After the Boston Celtics selected Marcus Smart with the sixth overall pick in the 2014 draft, he opened his blue suit jacket to reveal a series of logos on the lining that detail his NBA journey.
On one side was a picture of his home state of Texas with a block letter “M” and the word “Marcus” — both his given name and that of his high school in Flower Mound. On the opposite side, there was an Oklahoma State logo with his college jersey number 33 and below that was a basketball bearing No. 3 with “R.I.P. Todd” inscribed around it in honor of the older brother he lost to cancer.
The story of Smart’s journey to the NBA is truly remarkable. First a glimpse, from Grantland.com:
[Grantland: Smart’s choice]
He wanted to have a childhood, he said. He was 19 and maybe he deserved one. The first time through, he’d been too angry, too scared, too hurt; it was something else, not childhood. He grew up in South Dallas, in a neighborhood he called a war zone, where he’d been shot at before he turned 13. He watched one brother die from cancer and another almost die from cocaine. He got in fights where he was so overcome with rage that he’d smash the other kid’s head against the pavement. He felt like he had a broken arm inside him. There were nights when he thought he might kill someone. There were nights when he thought he would die.
Now, on the cusp of adulthood, he’d finally found a place where he could be a kid. So on April 17, less than a month after his 5th-seeded Cowboys lost to Oregon in the first round of the NCAA men’s basketball tournament, Marcus Smart announced that he’d be returning for his sophomore season at Oklahoma State.1 The news sent little lightning-jabs of shock flying around basketball. Smart, the Cowboys’ leading scorer and the Big 12 Player of the Year, was a consensus top-three pick on pundits’ NBA draft boards, partly because the 2013 class was seen as weak.
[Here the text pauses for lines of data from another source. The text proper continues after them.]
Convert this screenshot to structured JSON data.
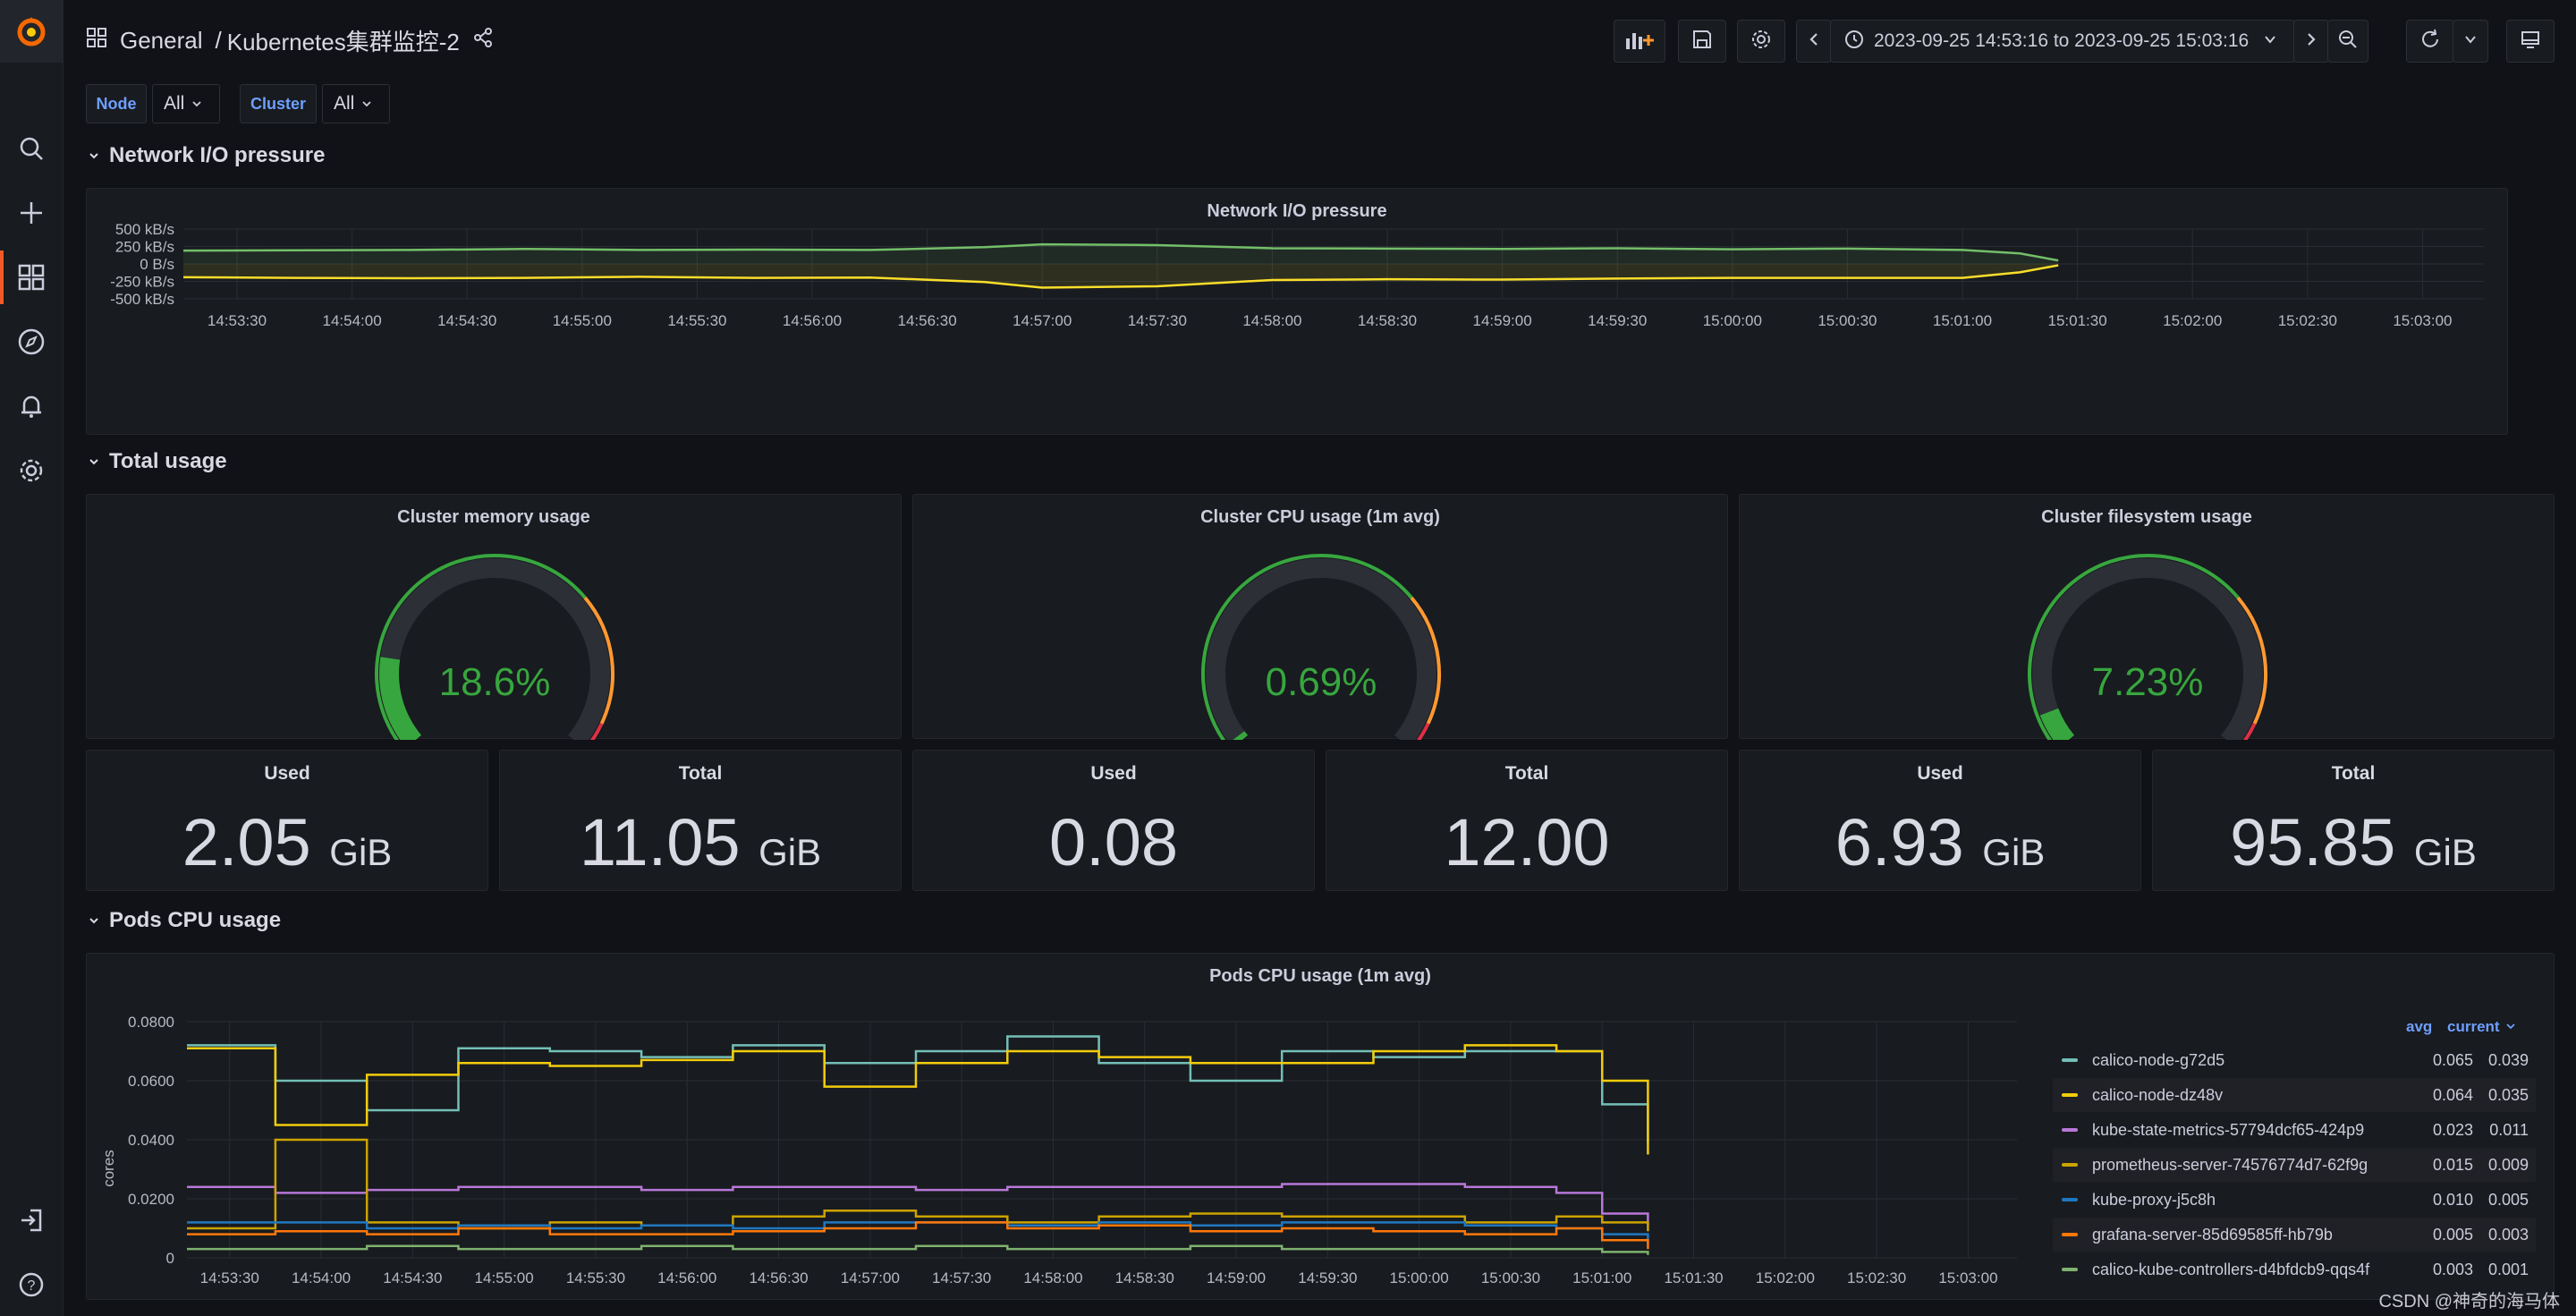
{
  "breadcrumb": {
    "folder": "General",
    "separator": "/",
    "dashboard": "Kubernetes集群监控-2"
  },
  "toolbar": {
    "time_range": "2023-09-25 14:53:16 to 2023-09-25 15:03:16"
  },
  "variables": [
    {
      "label": "Node",
      "value": "All"
    },
    {
      "label": "Cluster",
      "value": "All"
    }
  ],
  "rows": {
    "network": "Network I/O pressure",
    "total": "Total usage",
    "pods": "Pods CPU usage"
  },
  "network_panel": {
    "title": "Network I/O pressure",
    "y_ticks": [
      "500 kB/s",
      "250 kB/s",
      "0 B/s",
      "-250 kB/s",
      "-500 kB/s"
    ],
    "x_ticks": [
      "14:53:30",
      "14:54:00",
      "14:54:30",
      "14:55:00",
      "14:55:30",
      "14:56:00",
      "14:56:30",
      "14:57:00",
      "14:57:30",
      "14:58:00",
      "14:58:30",
      "14:59:00",
      "14:59:30",
      "15:00:00",
      "15:00:30",
      "15:01:00",
      "15:01:30",
      "15:02:00",
      "15:02:30",
      "15:03:00"
    ]
  },
  "gauges": [
    {
      "title": "Cluster memory usage",
      "value": "18.6%",
      "fraction": 0.186
    },
    {
      "title": "Cluster CPU usage (1m avg)",
      "value": "0.69%",
      "fraction": 0.0069
    },
    {
      "title": "Cluster filesystem usage",
      "value": "7.23%",
      "fraction": 0.0723
    }
  ],
  "stats": [
    {
      "title": "Used",
      "value": "2.05",
      "unit": "GiB"
    },
    {
      "title": "Total",
      "value": "11.05",
      "unit": "GiB"
    },
    {
      "title": "Used",
      "value": "0.08",
      "unit": ""
    },
    {
      "title": "Total",
      "value": "12.00",
      "unit": ""
    },
    {
      "title": "Used",
      "value": "6.93",
      "unit": "GiB"
    },
    {
      "title": "Total",
      "value": "95.85",
      "unit": "GiB"
    }
  ],
  "pods_panel": {
    "title": "Pods CPU usage (1m avg)",
    "ylabel": "cores",
    "y_ticks": [
      "0.0800",
      "0.0600",
      "0.0400",
      "0.0200",
      "0"
    ],
    "x_ticks": [
      "14:53:30",
      "14:54:00",
      "14:54:30",
      "14:55:00",
      "14:55:30",
      "14:56:00",
      "14:56:30",
      "14:57:00",
      "14:57:30",
      "14:58:00",
      "14:58:30",
      "14:59:00",
      "14:59:30",
      "15:00:00",
      "15:00:30",
      "15:01:00",
      "15:01:30",
      "15:02:00",
      "15:02:30",
      "15:03:00"
    ],
    "legend_headers": {
      "avg": "avg",
      "current": "current"
    },
    "legend": [
      {
        "name": "calico-node-g72d5",
        "color": "#73bfb8",
        "avg": "0.065",
        "current": "0.039"
      },
      {
        "name": "calico-node-dz48v",
        "color": "#f2cc0c",
        "avg": "0.064",
        "current": "0.035"
      },
      {
        "name": "kube-state-metrics-57794dcf65-424p9",
        "color": "#b877d9",
        "avg": "0.023",
        "current": "0.011"
      },
      {
        "name": "prometheus-server-74576774d7-62f9g",
        "color": "#cca300",
        "avg": "0.015",
        "current": "0.009"
      },
      {
        "name": "kube-proxy-j5c8h",
        "color": "#1f78c1",
        "avg": "0.010",
        "current": "0.005"
      },
      {
        "name": "grafana-server-85d69585ff-hb79b",
        "color": "#ff780a",
        "avg": "0.005",
        "current": "0.003"
      },
      {
        "name": "calico-kube-controllers-d4bfdcb9-qqs4f",
        "color": "#7eb26d",
        "avg": "0.003",
        "current": "0.001"
      }
    ]
  },
  "chart_data": [
    {
      "type": "area",
      "title": "Network I/O pressure",
      "x": [
        "14:53:16",
        "14:53:45",
        "14:54:15",
        "14:54:45",
        "14:55:15",
        "14:55:45",
        "14:56:15",
        "14:56:45",
        "14:57:00",
        "14:57:30",
        "14:58:00",
        "14:58:30",
        "14:59:00",
        "14:59:30",
        "15:00:00",
        "15:00:30",
        "15:01:00",
        "15:01:15",
        "15:01:25"
      ],
      "series": [
        {
          "name": "received",
          "values": [
            190,
            195,
            200,
            215,
            200,
            205,
            200,
            240,
            280,
            270,
            225,
            220,
            215,
            225,
            210,
            220,
            200,
            150,
            50
          ]
        },
        {
          "name": "transmitted",
          "values": [
            -190,
            -200,
            -205,
            -200,
            -185,
            -200,
            -195,
            -260,
            -340,
            -320,
            -230,
            -220,
            -225,
            -210,
            -200,
            -200,
            -200,
            -120,
            -20
          ]
        }
      ],
      "ylim": [
        -500,
        500
      ]
    },
    {
      "type": "line",
      "title": "Pods CPU usage (1m avg)",
      "ylabel": "cores",
      "x": [
        "14:53:16",
        "14:53:45",
        "14:54:15",
        "14:54:45",
        "14:55:15",
        "14:55:45",
        "14:56:15",
        "14:56:45",
        "14:57:15",
        "14:57:45",
        "14:58:15",
        "14:58:45",
        "14:59:15",
        "14:59:45",
        "15:00:15",
        "15:00:45",
        "15:01:00",
        "15:01:15"
      ],
      "series": [
        {
          "name": "calico-node-g72d5",
          "values": [
            0.072,
            0.06,
            0.05,
            0.071,
            0.07,
            0.068,
            0.072,
            0.066,
            0.07,
            0.075,
            0.066,
            0.06,
            0.07,
            0.068,
            0.07,
            0.07,
            0.052,
            0.039
          ]
        },
        {
          "name": "calico-node-dz48v",
          "values": [
            0.071,
            0.045,
            0.062,
            0.066,
            0.065,
            0.067,
            0.07,
            0.058,
            0.066,
            0.07,
            0.068,
            0.066,
            0.066,
            0.07,
            0.072,
            0.07,
            0.06,
            0.035
          ]
        },
        {
          "name": "kube-state-metrics-57794dcf65-424p9",
          "values": [
            0.024,
            0.022,
            0.023,
            0.024,
            0.024,
            0.023,
            0.024,
            0.024,
            0.023,
            0.024,
            0.024,
            0.024,
            0.025,
            0.025,
            0.024,
            0.022,
            0.015,
            0.011
          ]
        },
        {
          "name": "prometheus-server-74576774d7-62f9g",
          "values": [
            0.01,
            0.04,
            0.012,
            0.01,
            0.012,
            0.011,
            0.014,
            0.016,
            0.014,
            0.012,
            0.014,
            0.015,
            0.014,
            0.014,
            0.012,
            0.014,
            0.012,
            0.009
          ]
        },
        {
          "name": "kube-proxy-j5c8h",
          "values": [
            0.012,
            0.012,
            0.01,
            0.011,
            0.01,
            0.011,
            0.01,
            0.012,
            0.012,
            0.011,
            0.012,
            0.011,
            0.012,
            0.012,
            0.011,
            0.01,
            0.008,
            0.005
          ]
        },
        {
          "name": "grafana-server-85d69585ff-hb79b",
          "values": [
            0.008,
            0.009,
            0.008,
            0.01,
            0.008,
            0.008,
            0.009,
            0.01,
            0.012,
            0.01,
            0.011,
            0.009,
            0.01,
            0.009,
            0.008,
            0.01,
            0.006,
            0.003
          ]
        },
        {
          "name": "calico-kube-controllers-d4bfdcb9-qqs4f",
          "values": [
            0.003,
            0.003,
            0.004,
            0.003,
            0.003,
            0.004,
            0.003,
            0.003,
            0.004,
            0.003,
            0.003,
            0.004,
            0.003,
            0.003,
            0.003,
            0.003,
            0.002,
            0.001
          ]
        }
      ],
      "ylim": [
        0,
        0.08
      ]
    }
  ],
  "watermark": "CSDN @神奇的海马体",
  "colors": {
    "gauge_green": "#37a63e",
    "accent": "#f05a28",
    "link_blue": "#6e9fff"
  }
}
But by 2014, a stocked pack of ultra-freshmen — Andrew Wiggins, Jabari Parker, et al. — would have come howling in, and OSU’s star point guard couldn’t even be sure of a spot in the top 10. Staying in school would therefore be likely to cost him millions of dollars twice: once when he forfeited the salary he might have made right away, and again when a lower draft slot led to a smaller rookie contract the next year.
And from a stellar profile from USA Today:
[USA Today: Smart went from ‘dead or in jail’ to selfless general]
Six years before Oklahoma State point guard Marcus Smart became one of the nation’s most respected college basketball players, he threw rocks at people’s heads.
How he blossomed into one of the sport’s most humble stars, an unassuming 18-year-old potential NBA lottery pick, was through a journey defined by deep personal loss and self-discovery.
Rage burned inside him after seeing cancer overtake one older brother and cocaine nearly destroy another. Anger boiled while confronting a neighborhood south of Dallas he called a war zone amid duplexes. He desperately sought to inflict others with the pain that incessantly gnawed at his 12-year-old heart.
One night near his home in Lancaster began like so many others, with Marcus and a friend stuffing their pants pockets with rocks and positioning themselves on the second floor of the apartment complex they called The Pinks, looking for a target with a pulse. Little did Marcus know this would be such a pivotal night in his life.